> _ACTIVITY_
Among the records that follow, count the lines where "clear" appears, and state the count by itself.

-- DATA EXCERPTS follows --

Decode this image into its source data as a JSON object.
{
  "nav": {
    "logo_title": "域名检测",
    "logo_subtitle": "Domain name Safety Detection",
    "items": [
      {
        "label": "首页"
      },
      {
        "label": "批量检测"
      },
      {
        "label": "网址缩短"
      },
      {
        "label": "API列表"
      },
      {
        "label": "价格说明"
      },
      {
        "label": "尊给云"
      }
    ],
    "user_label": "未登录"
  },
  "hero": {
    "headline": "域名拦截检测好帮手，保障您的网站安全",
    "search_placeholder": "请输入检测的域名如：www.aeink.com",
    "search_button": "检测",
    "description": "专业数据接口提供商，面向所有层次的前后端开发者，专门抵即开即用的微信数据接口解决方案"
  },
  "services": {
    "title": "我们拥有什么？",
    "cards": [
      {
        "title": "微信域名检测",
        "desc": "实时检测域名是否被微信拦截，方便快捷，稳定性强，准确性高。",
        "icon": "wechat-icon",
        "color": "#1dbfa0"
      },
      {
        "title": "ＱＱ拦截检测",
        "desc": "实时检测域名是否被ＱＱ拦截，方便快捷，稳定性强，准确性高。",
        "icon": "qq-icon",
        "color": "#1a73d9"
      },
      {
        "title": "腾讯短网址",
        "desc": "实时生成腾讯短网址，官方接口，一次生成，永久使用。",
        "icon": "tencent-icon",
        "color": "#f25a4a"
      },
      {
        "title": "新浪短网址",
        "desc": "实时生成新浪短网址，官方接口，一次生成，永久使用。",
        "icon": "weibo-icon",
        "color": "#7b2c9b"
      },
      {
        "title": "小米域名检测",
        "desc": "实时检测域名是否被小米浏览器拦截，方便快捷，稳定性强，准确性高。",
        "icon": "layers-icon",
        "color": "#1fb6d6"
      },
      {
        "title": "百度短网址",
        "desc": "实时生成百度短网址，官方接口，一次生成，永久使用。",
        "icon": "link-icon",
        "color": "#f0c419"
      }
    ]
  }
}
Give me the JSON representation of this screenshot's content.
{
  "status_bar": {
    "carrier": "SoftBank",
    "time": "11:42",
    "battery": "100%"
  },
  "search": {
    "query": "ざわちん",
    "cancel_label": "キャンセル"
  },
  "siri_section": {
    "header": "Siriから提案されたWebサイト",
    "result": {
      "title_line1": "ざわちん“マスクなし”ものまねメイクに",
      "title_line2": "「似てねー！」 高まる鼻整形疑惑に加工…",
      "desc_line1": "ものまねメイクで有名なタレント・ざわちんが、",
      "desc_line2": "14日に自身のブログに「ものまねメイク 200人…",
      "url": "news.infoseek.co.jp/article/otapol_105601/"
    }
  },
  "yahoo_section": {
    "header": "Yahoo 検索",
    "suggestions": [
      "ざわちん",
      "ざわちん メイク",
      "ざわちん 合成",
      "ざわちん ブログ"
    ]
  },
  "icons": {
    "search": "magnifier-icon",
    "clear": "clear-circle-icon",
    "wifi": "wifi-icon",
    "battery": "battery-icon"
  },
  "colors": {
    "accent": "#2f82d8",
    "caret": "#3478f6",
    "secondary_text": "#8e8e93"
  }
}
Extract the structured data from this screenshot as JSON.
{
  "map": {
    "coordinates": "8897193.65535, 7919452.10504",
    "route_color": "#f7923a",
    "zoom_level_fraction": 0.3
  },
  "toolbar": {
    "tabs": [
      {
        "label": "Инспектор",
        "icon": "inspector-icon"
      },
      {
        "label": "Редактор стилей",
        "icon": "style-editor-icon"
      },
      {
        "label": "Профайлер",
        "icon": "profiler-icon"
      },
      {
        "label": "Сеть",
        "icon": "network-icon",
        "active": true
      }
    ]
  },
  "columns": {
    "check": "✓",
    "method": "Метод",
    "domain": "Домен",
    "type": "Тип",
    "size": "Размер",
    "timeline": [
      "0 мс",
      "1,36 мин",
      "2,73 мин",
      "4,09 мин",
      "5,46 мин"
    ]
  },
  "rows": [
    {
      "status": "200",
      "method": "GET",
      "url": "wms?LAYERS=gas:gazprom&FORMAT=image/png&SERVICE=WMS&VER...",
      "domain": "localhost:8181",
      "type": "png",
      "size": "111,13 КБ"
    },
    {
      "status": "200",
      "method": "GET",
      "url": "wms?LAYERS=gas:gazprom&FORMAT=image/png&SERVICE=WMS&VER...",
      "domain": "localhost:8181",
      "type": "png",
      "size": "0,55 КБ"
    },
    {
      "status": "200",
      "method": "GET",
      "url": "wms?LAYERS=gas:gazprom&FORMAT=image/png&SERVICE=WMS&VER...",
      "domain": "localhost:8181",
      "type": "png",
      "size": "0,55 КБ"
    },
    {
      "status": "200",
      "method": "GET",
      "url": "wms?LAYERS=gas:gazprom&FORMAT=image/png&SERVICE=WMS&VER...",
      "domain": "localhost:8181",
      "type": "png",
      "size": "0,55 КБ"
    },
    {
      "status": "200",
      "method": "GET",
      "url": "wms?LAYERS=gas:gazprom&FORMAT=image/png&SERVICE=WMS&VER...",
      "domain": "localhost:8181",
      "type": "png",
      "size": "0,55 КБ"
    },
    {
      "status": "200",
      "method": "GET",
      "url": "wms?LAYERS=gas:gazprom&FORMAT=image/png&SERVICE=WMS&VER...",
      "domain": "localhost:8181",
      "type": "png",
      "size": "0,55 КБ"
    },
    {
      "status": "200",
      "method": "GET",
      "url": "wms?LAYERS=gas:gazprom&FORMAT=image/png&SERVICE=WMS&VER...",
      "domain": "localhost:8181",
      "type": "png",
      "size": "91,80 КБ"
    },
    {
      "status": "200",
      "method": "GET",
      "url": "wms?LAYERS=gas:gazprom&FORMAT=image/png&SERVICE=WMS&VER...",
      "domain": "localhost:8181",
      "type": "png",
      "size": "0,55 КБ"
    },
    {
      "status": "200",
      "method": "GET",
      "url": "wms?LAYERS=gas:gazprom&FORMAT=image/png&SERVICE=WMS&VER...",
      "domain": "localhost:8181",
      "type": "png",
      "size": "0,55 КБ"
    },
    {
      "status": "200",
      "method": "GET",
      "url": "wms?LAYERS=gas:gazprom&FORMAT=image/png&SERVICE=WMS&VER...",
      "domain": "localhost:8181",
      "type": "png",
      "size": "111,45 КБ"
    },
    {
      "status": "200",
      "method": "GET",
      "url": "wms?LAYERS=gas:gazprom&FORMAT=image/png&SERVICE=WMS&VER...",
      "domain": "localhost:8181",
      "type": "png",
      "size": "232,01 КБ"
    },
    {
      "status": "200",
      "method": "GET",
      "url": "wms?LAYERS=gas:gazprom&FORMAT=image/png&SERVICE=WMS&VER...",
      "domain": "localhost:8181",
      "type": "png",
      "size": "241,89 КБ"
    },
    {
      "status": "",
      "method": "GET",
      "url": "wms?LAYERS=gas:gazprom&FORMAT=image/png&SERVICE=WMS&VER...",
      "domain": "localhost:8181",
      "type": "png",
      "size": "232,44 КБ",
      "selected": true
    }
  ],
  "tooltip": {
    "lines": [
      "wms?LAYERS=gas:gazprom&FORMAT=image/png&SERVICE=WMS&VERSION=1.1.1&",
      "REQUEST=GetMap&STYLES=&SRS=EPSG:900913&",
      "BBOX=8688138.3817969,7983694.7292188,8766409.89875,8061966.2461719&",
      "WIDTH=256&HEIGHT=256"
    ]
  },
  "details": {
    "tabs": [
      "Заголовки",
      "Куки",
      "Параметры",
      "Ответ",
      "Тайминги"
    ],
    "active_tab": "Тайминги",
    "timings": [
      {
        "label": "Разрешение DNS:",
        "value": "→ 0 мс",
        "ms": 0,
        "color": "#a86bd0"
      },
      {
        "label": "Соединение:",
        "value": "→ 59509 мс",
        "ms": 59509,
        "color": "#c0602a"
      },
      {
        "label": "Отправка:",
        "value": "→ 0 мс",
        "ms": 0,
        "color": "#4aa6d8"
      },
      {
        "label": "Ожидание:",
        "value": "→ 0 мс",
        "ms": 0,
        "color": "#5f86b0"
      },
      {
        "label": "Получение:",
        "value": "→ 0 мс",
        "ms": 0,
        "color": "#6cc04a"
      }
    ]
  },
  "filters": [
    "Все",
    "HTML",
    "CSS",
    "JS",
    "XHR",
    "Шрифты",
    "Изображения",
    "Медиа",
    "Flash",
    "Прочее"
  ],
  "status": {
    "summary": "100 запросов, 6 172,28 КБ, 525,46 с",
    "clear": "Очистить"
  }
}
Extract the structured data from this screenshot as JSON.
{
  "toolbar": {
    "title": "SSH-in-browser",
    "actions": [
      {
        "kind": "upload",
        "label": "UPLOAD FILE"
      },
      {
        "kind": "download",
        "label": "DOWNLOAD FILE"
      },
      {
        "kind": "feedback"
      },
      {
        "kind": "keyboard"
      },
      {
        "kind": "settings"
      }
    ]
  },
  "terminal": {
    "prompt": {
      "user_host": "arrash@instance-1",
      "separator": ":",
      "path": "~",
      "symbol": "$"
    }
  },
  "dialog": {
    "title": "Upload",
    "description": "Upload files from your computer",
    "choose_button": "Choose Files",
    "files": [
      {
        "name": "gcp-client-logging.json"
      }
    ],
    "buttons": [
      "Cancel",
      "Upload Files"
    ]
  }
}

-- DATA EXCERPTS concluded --

> _WRITTEN ANSWER_
2